Mathetes describes the unique character of the Christians of the early centuries in his letter to Diogenetus:

Christians are distinguished from other men by country, language, or the customs they observe. For they neither inhabit cities of their own, employ a peculiar form of speech, nor lead a life marked out by any singularity. The course of conduct they follow has not been devised by any speculation or deliberation of inquisitive people, nor do they, like some, proclaim themselves the advocates of any merely human doctrines. But, inhabiting Greek as well as barbarian cities, according to the lot each of them has determined, and following the customs of the natives in respect to clothing, food, and the rest of their ordinary conduct, they display to us their excellent and confessedly striking method of life.

They dwell in their own countries but simply as sojourners.
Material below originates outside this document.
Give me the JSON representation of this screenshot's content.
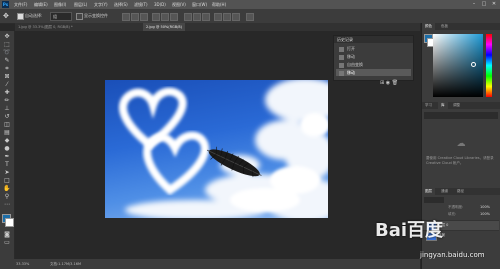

As citizens, they share in all things with others and endure all things as if foreigners. Every foreign land is to them as their native country, and every land of their birth is a land of strangers. They marry, as do all human beings; they beget children but do not destroy their offspring. They have a common table but not a common bed. They are in the flesh, but they do not live after the flesh.

They pass their days on earth, but they are citizens of heaven. They obey the prescribed laws and, at the same time, surpass the laws in their lives. They love all human beings but are persecuted nevertheless. They are unknown and condemned; they are put to death yet restored to life. They are poor yet make many rich; they lack all things and yet abound in all; they are dishonored and glorified in their very dishonor. People speak evil of them, yet they are justified; they are reviled, yet they bless others; they are insulted, repay the insult with honor; they do good, yet are punished as evil-doers. When punished, they rejoice as if quickened into life; they are assailed by Jews as foreigners and are persecuted by the Greeks, yet those who hate them are unable to assign any reason for their hatred.[1]
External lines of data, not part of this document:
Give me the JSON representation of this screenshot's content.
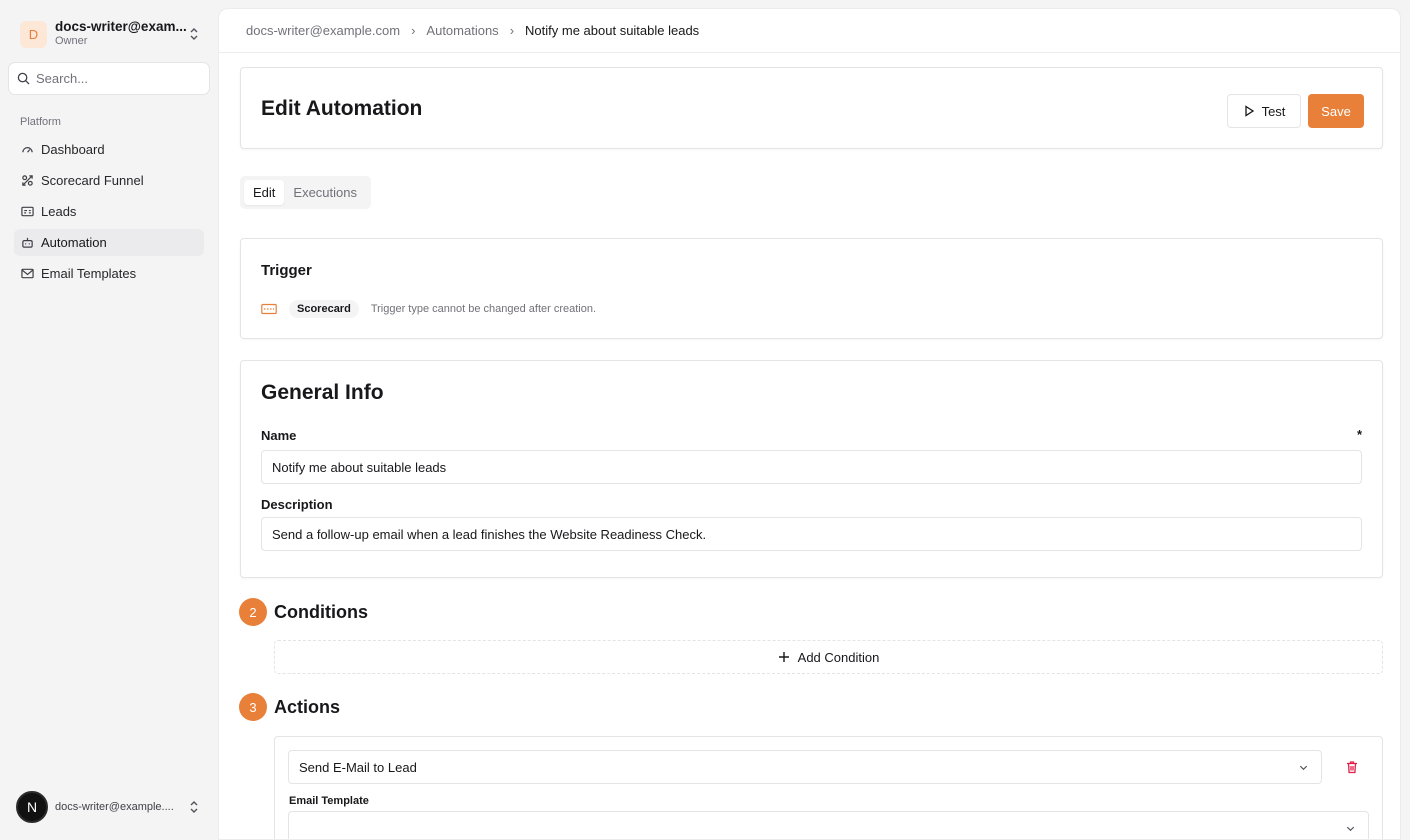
{
  "account": {
    "initial": "D",
    "name": "docs-writer@exam...",
    "role": "Owner"
  },
  "search": {
    "placeholder": "Search..."
  },
  "sidebar": {
    "section_label": "Platform",
    "items": [
      {
        "label": "Dashboard",
        "icon": "gauge-icon"
      },
      {
        "label": "Scorecard Funnel",
        "icon": "funnel-icon"
      },
      {
        "label": "Leads",
        "icon": "id-card-icon"
      },
      {
        "label": "Automation",
        "icon": "bot-icon",
        "active": true
      },
      {
        "label": "Email Templates",
        "icon": "mail-icon"
      }
    ]
  },
  "user": {
    "initial": "N",
    "email": "docs-writer@example...."
  },
  "breadcrumb": [
    "docs-writer@example.com",
    "Automations",
    "Notify me about suitable leads"
  ],
  "header": {
    "title": "Edit Automation",
    "test_label": "Test",
    "save_label": "Save"
  },
  "tabs": [
    "Edit",
    "Executions"
  ],
  "trigger": {
    "title": "Trigger",
    "badge": "Scorecard",
    "hint": "Trigger type cannot be changed after creation."
  },
  "general": {
    "title": "General Info",
    "name_label": "Name",
    "required_mark": "*",
    "name_value": "Notify me about suitable leads",
    "description_label": "Description",
    "description_value": "Send a follow-up email when a lead finishes the Website Readiness Check."
  },
  "conditions": {
    "step": "2",
    "title": "Conditions",
    "add_label": "Add Condition"
  },
  "actions": {
    "step": "3",
    "title": "Actions",
    "action_select": "Send E-Mail to Lead",
    "email_template_label": "Email Template",
    "email_template_value": ""
  },
  "colors": {
    "accent": "#e8803a",
    "danger": "#e11d48"
  }
}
Contemporary Christians probably need to internalize the message of this letter. Christians are not called to be the rulers of a society but servants. The greatest service that can be done is to simply live in a community of faith (a church) according to the standards of the Christian faith. This message has been the subject of prior blogs. It is the message that Stanley Hoss tries so desperately to communicate to contemporary churches. On the left and the right of the Christian community, the supposition that Christians should somehow be transforming society using the tools of society is a mistake. Instead, the spirit of Christ itself transforms society as a servant people go about their day-to-day business. Some of them may be leaders in government and culture. Others may never be known. All are important.

Copyright 2024, G. Christopher Scruggs, All Rights Reserved

[1] Mathetes, “Letter to Diogenetus” https://www.newadvent.org/fathers/0101.htm (downloaded February 27, 2024). The term “Mathetes” is Greek for Disciple, and the author does not identify himself. He was an early Christian (circa 130-200) who describes himself as having studied under the apostles. I have undertaken a slight paraphrase for contemporary readability.